## Your task
Number of lines below with the word "сертификаты": state it and write nothing more.

(Items from an interface collection)
* * *

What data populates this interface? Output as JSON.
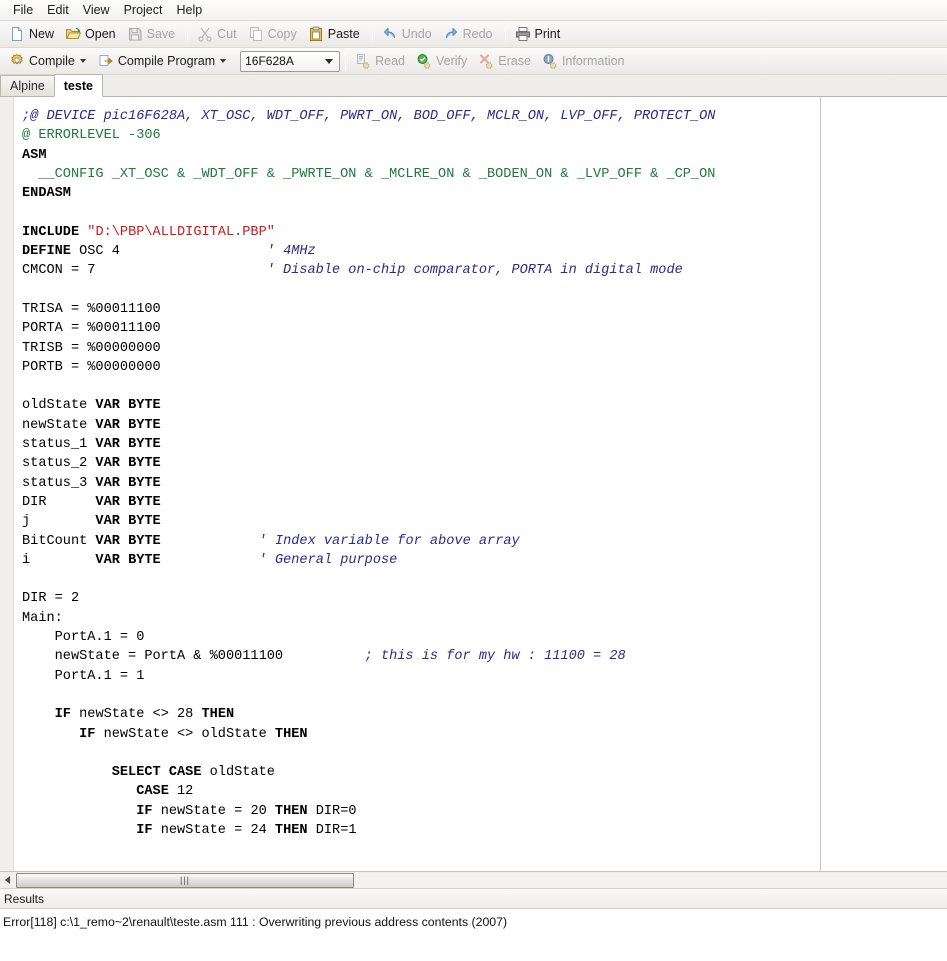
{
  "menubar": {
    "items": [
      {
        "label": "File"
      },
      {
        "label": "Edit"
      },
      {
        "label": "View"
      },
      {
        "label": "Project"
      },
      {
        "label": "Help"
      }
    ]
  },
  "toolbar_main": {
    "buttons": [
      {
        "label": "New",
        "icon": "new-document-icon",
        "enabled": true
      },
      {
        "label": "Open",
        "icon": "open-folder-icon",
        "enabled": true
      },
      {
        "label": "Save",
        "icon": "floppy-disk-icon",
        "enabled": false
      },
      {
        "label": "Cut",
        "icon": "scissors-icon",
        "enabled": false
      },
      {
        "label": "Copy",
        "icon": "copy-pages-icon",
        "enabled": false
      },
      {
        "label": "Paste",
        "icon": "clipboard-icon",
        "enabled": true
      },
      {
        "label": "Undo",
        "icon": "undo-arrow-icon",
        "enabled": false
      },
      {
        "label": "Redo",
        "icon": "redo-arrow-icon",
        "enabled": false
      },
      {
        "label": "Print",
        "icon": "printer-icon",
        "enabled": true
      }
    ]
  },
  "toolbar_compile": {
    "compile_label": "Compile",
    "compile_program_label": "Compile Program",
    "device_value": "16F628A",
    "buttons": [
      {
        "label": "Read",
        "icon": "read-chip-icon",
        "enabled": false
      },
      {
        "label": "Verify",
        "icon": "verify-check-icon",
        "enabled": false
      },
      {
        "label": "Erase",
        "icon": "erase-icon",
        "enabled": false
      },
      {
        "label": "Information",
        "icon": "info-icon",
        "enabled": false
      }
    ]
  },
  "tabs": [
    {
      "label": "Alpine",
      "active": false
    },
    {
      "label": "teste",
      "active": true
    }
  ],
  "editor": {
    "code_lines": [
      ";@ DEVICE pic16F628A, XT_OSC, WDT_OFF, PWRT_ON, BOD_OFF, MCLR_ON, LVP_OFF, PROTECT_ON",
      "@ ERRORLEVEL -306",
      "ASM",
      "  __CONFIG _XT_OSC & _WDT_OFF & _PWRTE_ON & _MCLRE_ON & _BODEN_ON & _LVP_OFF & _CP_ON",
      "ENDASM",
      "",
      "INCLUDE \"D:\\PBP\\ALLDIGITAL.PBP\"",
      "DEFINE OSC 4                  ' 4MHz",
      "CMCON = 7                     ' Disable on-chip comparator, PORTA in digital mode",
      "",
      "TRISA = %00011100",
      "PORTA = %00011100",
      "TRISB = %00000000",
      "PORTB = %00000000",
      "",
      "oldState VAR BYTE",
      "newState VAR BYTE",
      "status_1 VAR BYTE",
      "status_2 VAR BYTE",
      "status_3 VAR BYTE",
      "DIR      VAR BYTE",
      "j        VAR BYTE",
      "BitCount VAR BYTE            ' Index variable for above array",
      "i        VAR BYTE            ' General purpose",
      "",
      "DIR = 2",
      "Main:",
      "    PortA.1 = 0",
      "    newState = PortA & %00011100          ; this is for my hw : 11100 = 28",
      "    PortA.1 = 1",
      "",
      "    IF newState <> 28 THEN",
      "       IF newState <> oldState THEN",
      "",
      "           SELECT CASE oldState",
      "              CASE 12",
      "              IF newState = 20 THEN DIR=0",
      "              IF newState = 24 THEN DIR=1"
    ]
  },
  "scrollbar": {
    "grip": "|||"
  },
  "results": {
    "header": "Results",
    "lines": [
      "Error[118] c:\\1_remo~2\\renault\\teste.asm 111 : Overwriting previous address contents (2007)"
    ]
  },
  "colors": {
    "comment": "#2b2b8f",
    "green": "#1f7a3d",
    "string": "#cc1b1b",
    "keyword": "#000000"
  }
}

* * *

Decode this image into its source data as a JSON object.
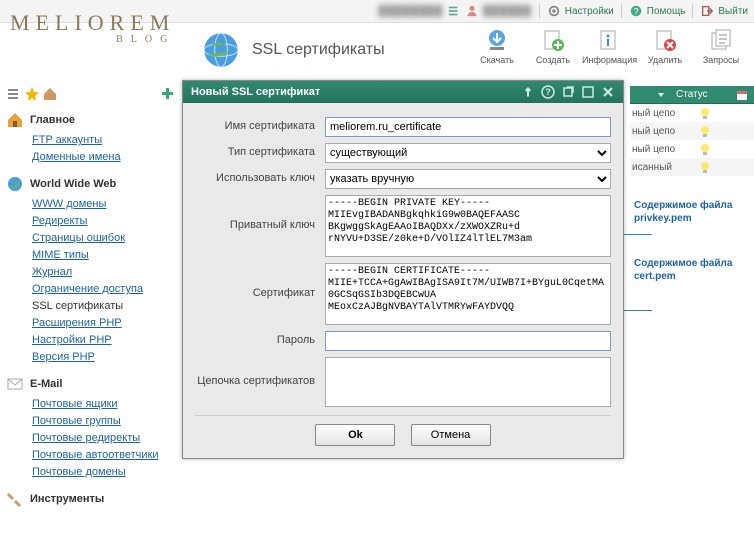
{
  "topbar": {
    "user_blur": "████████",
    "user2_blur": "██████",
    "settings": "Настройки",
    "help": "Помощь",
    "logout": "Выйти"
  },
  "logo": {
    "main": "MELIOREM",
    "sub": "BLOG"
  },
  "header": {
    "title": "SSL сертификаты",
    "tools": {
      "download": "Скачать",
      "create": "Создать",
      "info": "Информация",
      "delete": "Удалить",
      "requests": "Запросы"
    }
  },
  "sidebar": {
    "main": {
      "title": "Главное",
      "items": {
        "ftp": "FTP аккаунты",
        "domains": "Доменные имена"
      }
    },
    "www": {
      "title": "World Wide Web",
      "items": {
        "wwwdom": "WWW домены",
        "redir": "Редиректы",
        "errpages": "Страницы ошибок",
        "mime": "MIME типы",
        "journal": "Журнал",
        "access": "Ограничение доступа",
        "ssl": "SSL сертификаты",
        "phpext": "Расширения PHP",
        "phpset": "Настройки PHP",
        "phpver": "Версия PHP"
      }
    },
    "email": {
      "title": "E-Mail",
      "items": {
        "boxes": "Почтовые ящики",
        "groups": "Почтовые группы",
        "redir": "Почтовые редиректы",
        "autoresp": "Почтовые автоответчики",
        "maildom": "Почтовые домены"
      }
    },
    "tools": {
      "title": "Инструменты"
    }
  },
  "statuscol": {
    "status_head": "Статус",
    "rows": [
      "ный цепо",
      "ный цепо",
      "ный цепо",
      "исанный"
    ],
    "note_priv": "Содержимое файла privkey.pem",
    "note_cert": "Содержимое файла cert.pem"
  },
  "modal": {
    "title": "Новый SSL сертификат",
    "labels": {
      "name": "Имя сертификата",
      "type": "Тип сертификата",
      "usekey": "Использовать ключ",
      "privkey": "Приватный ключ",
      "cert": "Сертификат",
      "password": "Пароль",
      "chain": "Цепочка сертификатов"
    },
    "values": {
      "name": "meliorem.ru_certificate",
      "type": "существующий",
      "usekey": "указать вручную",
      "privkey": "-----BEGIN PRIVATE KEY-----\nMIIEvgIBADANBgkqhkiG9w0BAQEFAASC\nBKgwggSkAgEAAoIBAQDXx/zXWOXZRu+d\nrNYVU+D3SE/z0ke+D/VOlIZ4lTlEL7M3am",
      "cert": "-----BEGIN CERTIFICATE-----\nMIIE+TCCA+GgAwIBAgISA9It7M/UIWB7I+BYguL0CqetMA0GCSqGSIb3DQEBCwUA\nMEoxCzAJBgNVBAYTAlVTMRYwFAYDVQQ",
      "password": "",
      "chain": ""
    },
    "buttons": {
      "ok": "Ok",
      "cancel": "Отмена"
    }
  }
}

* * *

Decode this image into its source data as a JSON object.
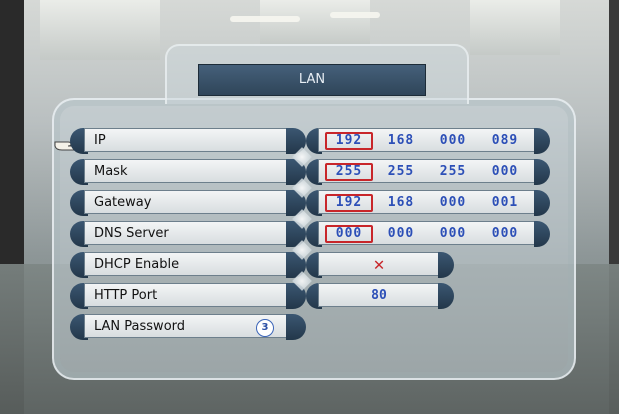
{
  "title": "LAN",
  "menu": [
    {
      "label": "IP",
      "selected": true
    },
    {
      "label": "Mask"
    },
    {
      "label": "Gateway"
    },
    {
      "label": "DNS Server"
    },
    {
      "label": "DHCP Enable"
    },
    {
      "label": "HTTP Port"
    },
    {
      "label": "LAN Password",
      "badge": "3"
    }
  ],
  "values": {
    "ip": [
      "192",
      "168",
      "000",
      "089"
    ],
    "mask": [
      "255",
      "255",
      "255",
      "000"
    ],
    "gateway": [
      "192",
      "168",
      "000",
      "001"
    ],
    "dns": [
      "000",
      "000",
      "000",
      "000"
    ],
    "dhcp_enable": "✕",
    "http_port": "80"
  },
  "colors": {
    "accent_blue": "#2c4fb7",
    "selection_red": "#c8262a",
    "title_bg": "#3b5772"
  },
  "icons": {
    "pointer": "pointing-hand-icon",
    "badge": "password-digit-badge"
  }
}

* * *

## Your solution
2